You may remember the rather refreshing position of Rand Paul that he wanted to cut the billions of dollars in aid we give to Egypt and Israel. Well, guess what? As David Corn notes, Paul has now changed his tune. He’s dropped the idea of ending aid to Israel and is now urging an end to aid to the Palestinians unless they don’t only recognize Israel but recognize it as a Jewish state. The idea of cutting off aid to Israel has now disappeared from his website. I’m unaware of any ideological epiphanies Paul has had on the question of foreign aid, so, if you want to find an explanation for the sudden swerve to neoconservatism, you’d have to look at the process by which a candidate gets the money and support to run for president.
Meanwhile, a reader responds to our latest indie Dish update:
Lookin’ good, team. But just tryna make sure I understand all this correctly: What is “affiliate income”? And how much revenue has come in from 1/1/2014 to current?
“Affiliate income” is the money we get from the Amazon links for any book mentioned on the Dish. When a person buys a book, or any other item on the site within a 24-hour session, we get a tiny percentage of the purchase price. (More on the Dish’s approach to affiliate revenue here.) In the first four months of 2014, we generated $10,417. But in the month of April alone, with the advent of our Book Club, we made $5,245 in affiliate revenue. It’s not much compared to our subscription revenue, but over the course of the year it definitely adds up. Last year, our $25,000 in affiliate revenue basically paid for an intern’s salary and healthcare benefits. So thank you to all the Book Clubbers for your help on that front.
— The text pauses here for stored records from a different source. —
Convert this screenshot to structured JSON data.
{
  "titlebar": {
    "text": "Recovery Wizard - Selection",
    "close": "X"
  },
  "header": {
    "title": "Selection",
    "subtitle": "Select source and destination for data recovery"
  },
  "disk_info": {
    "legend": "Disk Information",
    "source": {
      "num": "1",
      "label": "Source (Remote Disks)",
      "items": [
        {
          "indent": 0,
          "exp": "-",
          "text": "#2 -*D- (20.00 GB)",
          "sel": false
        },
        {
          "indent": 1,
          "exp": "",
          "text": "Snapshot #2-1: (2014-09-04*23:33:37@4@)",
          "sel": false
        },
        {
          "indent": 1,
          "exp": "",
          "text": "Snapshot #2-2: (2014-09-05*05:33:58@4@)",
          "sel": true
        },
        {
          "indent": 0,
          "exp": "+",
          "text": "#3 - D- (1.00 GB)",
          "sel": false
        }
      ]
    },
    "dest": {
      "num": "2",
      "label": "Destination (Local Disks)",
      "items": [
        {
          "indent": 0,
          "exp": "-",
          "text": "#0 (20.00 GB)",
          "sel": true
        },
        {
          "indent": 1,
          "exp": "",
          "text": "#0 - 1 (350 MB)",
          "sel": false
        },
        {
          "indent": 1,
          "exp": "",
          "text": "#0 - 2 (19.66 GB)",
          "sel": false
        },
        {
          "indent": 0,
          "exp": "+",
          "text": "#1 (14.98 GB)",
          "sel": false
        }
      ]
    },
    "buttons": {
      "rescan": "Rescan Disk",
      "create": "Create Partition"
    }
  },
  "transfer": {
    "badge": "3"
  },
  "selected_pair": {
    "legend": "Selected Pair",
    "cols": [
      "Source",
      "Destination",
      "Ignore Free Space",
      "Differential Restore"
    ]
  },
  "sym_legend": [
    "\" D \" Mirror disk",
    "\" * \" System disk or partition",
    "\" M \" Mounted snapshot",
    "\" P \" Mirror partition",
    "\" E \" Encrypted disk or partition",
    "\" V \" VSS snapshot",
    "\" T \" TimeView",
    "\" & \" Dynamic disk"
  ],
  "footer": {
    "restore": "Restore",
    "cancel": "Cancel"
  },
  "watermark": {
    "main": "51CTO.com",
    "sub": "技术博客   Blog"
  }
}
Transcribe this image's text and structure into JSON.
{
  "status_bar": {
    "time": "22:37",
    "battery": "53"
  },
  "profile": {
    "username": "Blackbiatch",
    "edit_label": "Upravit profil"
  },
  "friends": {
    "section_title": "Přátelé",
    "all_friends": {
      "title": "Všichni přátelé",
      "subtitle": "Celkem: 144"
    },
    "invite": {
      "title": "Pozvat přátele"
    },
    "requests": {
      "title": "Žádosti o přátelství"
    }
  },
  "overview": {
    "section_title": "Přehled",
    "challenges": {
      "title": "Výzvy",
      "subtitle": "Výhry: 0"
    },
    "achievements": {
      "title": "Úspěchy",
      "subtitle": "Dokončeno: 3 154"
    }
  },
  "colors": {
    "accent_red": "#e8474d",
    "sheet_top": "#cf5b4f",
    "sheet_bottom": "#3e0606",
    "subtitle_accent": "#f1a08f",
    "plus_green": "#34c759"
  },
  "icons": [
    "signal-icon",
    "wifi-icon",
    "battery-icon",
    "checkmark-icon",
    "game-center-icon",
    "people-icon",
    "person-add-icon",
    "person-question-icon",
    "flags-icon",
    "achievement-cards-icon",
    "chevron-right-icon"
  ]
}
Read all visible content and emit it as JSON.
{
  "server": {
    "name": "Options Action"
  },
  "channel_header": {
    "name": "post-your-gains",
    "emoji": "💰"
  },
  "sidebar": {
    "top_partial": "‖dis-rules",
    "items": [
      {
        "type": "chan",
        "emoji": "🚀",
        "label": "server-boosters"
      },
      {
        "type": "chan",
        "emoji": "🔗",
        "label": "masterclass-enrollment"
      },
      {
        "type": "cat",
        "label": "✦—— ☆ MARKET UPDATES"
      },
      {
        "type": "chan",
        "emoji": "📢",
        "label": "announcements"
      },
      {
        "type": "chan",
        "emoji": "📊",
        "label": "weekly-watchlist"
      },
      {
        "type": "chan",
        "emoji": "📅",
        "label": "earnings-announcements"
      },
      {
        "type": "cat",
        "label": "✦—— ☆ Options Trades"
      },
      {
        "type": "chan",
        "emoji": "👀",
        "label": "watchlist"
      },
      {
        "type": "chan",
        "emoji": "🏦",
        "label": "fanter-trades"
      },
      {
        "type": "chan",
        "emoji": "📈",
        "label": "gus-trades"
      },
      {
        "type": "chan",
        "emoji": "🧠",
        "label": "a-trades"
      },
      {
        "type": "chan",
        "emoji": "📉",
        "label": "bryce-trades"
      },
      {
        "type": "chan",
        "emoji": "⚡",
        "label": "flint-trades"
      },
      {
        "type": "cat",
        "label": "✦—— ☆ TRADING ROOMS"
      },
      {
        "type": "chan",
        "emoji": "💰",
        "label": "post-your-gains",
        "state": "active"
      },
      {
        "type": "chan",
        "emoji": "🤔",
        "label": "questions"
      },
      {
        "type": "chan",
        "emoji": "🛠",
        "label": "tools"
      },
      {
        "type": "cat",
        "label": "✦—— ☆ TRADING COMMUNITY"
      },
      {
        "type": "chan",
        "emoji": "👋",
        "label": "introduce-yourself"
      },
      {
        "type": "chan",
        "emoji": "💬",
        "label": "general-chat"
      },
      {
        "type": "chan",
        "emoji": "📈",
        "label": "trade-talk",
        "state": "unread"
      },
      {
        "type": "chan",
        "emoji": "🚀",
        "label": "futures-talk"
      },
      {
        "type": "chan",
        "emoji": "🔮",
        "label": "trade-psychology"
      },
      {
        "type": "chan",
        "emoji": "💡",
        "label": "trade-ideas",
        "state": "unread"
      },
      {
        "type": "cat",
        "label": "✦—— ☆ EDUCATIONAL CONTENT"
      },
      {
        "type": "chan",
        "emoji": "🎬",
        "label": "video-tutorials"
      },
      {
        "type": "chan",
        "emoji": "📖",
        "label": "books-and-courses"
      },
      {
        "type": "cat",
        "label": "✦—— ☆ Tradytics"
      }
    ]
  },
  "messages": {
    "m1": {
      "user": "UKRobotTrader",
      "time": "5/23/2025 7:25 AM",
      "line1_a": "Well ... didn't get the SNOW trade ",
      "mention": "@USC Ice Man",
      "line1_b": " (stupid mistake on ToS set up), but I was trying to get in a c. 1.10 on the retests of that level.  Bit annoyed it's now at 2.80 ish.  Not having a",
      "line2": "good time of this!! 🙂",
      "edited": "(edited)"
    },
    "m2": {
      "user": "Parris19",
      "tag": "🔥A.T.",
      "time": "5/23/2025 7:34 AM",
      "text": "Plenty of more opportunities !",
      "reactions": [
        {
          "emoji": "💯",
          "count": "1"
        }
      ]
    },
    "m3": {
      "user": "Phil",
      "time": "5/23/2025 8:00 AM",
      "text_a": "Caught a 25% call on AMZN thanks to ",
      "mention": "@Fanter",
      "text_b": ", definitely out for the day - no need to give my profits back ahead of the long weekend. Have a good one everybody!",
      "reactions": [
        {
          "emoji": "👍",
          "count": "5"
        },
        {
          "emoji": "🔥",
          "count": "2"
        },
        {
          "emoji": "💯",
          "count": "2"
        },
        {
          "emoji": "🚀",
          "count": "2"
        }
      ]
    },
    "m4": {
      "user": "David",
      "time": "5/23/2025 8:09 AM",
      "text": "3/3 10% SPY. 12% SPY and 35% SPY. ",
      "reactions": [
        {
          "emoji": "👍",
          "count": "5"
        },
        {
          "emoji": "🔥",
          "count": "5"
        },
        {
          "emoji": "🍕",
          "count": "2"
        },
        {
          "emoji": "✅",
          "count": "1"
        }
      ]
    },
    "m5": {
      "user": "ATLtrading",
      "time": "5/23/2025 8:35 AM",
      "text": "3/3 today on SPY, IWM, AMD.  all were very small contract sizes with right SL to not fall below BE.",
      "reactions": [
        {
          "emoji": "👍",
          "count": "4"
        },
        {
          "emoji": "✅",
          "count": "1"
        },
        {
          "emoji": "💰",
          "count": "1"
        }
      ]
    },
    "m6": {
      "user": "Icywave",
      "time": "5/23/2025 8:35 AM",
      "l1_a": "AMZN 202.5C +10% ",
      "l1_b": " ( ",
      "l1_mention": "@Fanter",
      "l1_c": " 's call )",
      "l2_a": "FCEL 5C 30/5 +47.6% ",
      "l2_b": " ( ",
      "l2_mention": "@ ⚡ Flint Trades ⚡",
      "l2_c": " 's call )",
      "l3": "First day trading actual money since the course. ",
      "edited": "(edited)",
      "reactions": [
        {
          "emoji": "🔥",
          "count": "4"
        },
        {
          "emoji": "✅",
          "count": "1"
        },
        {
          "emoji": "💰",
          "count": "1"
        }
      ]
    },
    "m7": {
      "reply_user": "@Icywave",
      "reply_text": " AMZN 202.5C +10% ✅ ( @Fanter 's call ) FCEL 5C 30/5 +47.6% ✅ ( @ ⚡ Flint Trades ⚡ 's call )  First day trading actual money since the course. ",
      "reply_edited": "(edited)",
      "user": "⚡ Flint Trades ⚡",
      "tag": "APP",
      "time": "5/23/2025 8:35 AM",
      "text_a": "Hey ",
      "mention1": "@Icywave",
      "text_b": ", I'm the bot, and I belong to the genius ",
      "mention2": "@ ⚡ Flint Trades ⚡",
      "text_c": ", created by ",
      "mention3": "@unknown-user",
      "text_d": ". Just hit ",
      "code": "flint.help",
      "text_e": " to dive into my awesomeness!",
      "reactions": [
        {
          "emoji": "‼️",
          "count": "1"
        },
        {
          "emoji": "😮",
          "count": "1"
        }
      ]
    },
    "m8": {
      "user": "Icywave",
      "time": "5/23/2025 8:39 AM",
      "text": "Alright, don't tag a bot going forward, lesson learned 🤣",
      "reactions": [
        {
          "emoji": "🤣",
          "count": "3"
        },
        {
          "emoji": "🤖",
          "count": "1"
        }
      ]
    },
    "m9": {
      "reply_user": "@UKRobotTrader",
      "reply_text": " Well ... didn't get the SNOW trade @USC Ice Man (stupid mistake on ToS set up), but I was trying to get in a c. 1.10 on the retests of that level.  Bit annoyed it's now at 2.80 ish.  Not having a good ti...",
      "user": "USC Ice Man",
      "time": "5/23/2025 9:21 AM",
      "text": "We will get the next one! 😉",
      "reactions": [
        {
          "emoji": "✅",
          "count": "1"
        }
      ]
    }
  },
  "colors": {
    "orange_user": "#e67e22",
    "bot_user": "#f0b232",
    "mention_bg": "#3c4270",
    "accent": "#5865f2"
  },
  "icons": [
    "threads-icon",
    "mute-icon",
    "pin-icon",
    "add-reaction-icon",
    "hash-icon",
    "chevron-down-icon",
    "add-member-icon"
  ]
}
Today I failed to do my homework on the alleged smoking gun Benghazi email from Ben Rhodes. It is, when viewed in context, merely spin in a confusing time. Quite why it took so long to be released is another matter. I tried to give an assessment of the paradox of Obama’s popular yet unpopular foreign policy; wondered if I sound gay; and gawked at the unreconstructed racism of Donald Sterling.
The most popular post of the day remained Sarah Palin: Anti-Christian, followed by my response to David Harsanyi about Israel’s intransigence on settlements. That Palin post has had an extended life on Facebook. But Palin has always been a traffic-booster.
One last thought from Oakeshott’s Notebooks, which I’ve been gulping:
In love is our existence made intelligible. For in love are all contraries reconciled.
That’s quite a statement from a philosopher. But he was always much more than that.
See you in the morning.